If your support team is having trouble adhering to aspects of the SLA, it’s time for an evaluation. It’s probably prudent to provide additional employee training or bring on more staff to meet demand.
Key performance indicators, or KPIs, can help your service desk monitor and adjust performance. These KPIs can keep tabs on performance for incident management and problem management processes. There are many KPIs, but some common ones include:
- Number of incidents/problems
- Number of repeated incidents
- Average initial response time
- Number of escalations
- Incident resolution time
- Number of unresolved problems
- Problem resolution time
All of these KPIs can help you get a clear picture of how well your help desk is operating. Use them to pinpoint any problem areas, make adjustments to improve efficiency and customer satisfaction, and boost team member morale by giving credit where credit is due.

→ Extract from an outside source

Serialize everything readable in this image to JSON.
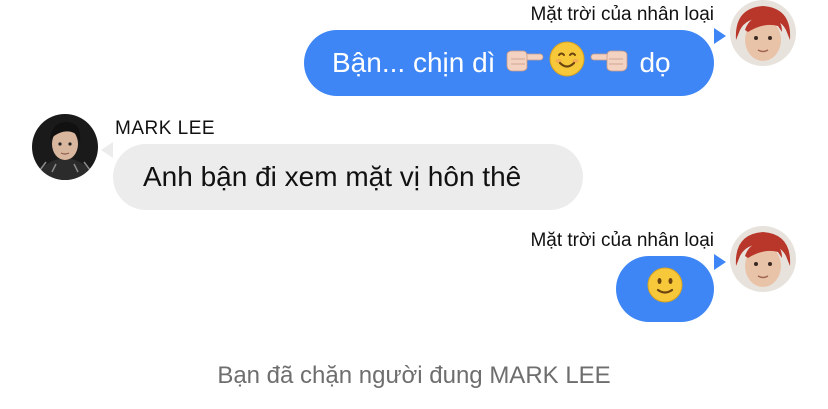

Finally, aside from using KPIs, soliciting user feedback through customer surveys is a smart way to hone in on where your help desk is succeeding and falling short. Don’t be afraid to ask your customers for their honest opinion. All of this goes a long way in helping you understand the value your IT help desk brings to your business.
Tip #8: Educate your internal customers
Once your help desk is up and running, make sure to get other employees on board. If a customer is speaking with another one of your employees about an issue, teach the employee to politely direct the customer to open up a help desk ticket.
It’s important to engage internal customers when educating them about how to use technologies. You can do this by including tips and tricks in weekly or monthly newsletters, releasing a company portal that offers training, creating an accessible knowledge base, hosting workshops, and more. Get creative and address common pain points—when customers know the value of using your technologies, they’ll want to learn how to become more proficient.
All customer interactions, in and outside of the help desk, are teachable moments that your company can reflect on for the future. Don’t pass up the opportunity to leverage the help desk internally.
Tip #9: Pick the right help desk tool
What does your help desk do? This question is key when choosing the right help desk software to support your business. After all, you want to make sure you provide valuable service through the right experience, no matter who your customers are. It’s important to implement tools that are appropriate for your business by considering the size of your organization, who you’re serving, and how you want to solve customer issues.
Businesses large and small should think hard about help desk capabilities. Tools are available to automatically categorize tickets, give canned responses to customers who are waiting for help, or open up other communication avenues besides a phone call or email.
Don’t underestimate the importance of having help desk technology on your side. The right equipment can speed up response times and make it easier for your tech support desk to operate. Moreover, the right help desk solution can go a long way in improving your service and your business overall.
Tip #10: Establish IT self-service
The best IT service desk help is the one where your customers can support themselves. This objective might seem counter-intuitive, especially if you worked hard to build up an effective support team.
However, writing up an online customer portal with FAQs or building a knowledge base for your services or products can dramatically reduce the IT help desk burdens. This approach frees up your team to focus time and energy on higher-level work.
Today’s consumer is all about self-sufficiency. Many are reluctant to reach out to get IT help unless they really need it. Self-service resources empower your customers to seek resolutions to their own problems and follow up on a help desk ticket in real time.
*This content originally appeared on Cherwell.com, prior to the acquisition by Ivanti.